Will Obama bypass Congress on debt ceiling?

The debate over raising the national debt ceiling is set to resume once the holiday break is over. As the stalemate persists, some Democrats are suggesting a constitutional end-run, while a few citizens are reconsidering their earlier positions.

CBS News correspondent Whit Johnson reports that the debate over the debt ceiling leaves no easy answers, leaving the option of a congressional end-run by President Obama a possibility.

Three weeks ago, when Courtney Hinton was asked in a CBS News poll if she thought Congress should raise the debt ceiling, she, along with 69 percent of respondents, said "No."

Now, amid fears of a looming crisis, she isn't so sure.

"I think that people don't understand it. Because you really have to pay attention to what it means," Hinton says.

L.A. mayor: Dithering on default "malpractice"
Former GOP Sen. Alan Simpson to Obama: Shoot your "sacred cow"
Democrats: We need debt deal framework by July 22

What it means, according to the Bipartisan Policy Center, is that come early August, the Treasury would only have enough money to pay about 56 percent of its bills.

Former Treasury official Jay Powell says the government would likely pay interest first, leaving popular domestic programs in jeopardy.

"It could be Social Security. It could be Medicare. It could be Medicaid. We can't pay everything," Powell says.

The stalemate in Washington has some asking if President Obama could simply bypass Congress and order the Treasury to keep borrowing.

The argument is based on a little-known section in the 14th Amendment, stating the public debt of the United States "shall not be questioned."

"If Congress refuses to act, the argument would run, the president out of necessity must act in order to follow the command of the constitution," says Garrett Epps with the University of Baltimore Law School.

The idea highlights how desperate the debate has gotten.

"That's crazy talk.

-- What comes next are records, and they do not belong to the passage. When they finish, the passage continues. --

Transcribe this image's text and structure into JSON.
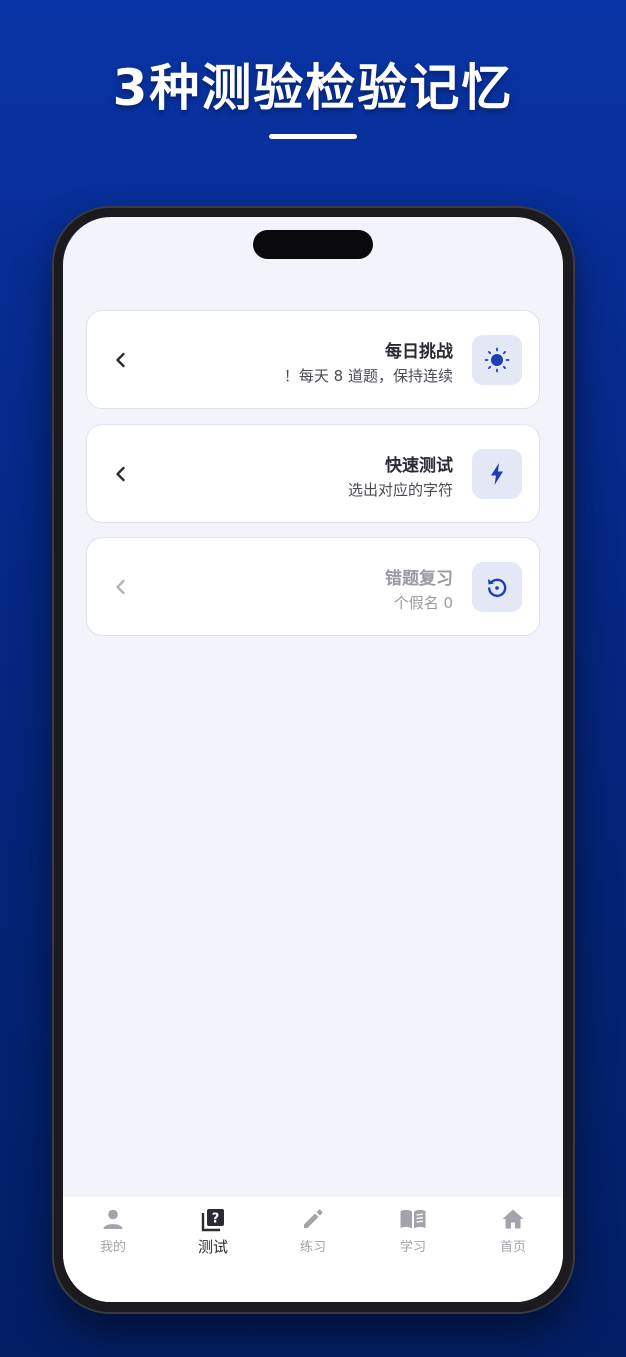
{
  "headline": "3种测验检验记忆",
  "cards": [
    {
      "title": "每日挑战",
      "subtitle": "！每天 8 道题，保持连续",
      "icon": "sun-icon"
    },
    {
      "title": "快速测试",
      "subtitle": "选出对应的字符",
      "icon": "lightning-icon"
    },
    {
      "title": "错题复习",
      "subtitle": "个假名 0",
      "icon": "refresh-icon"
    }
  ],
  "tabs": [
    {
      "label": "我的",
      "icon": "person-icon"
    },
    {
      "label": "测试",
      "icon": "quiz-icon"
    },
    {
      "label": "练习",
      "icon": "pencil-icon"
    },
    {
      "label": "学习",
      "icon": "book-icon"
    },
    {
      "label": "首页",
      "icon": "home-icon"
    }
  ],
  "colors": {
    "accent": "#1e3fb0",
    "card_icon_bg": "#e3e7f6",
    "tab_active": "#2b2c33",
    "tab_inactive": "#a3a4ab"
  }
}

It's not acceptable for Congress and the president not to do their job and to say somehow the president has the authority then to basically do this by himself," says Sen. John Cornyn, R-Tex.

As the clock ticks down with no sign of progress, Americans like Courtney Hinton, who works hard and lives on a tight budget, can only watch in disbelief.

"This bickering and waiting until the last minute, we're not benefiting from that," Hinton says.

As Washington returns from the holiday weekend, sources close to negotiations say a deal has to be reached by July 22nd in order to get through Congress in time.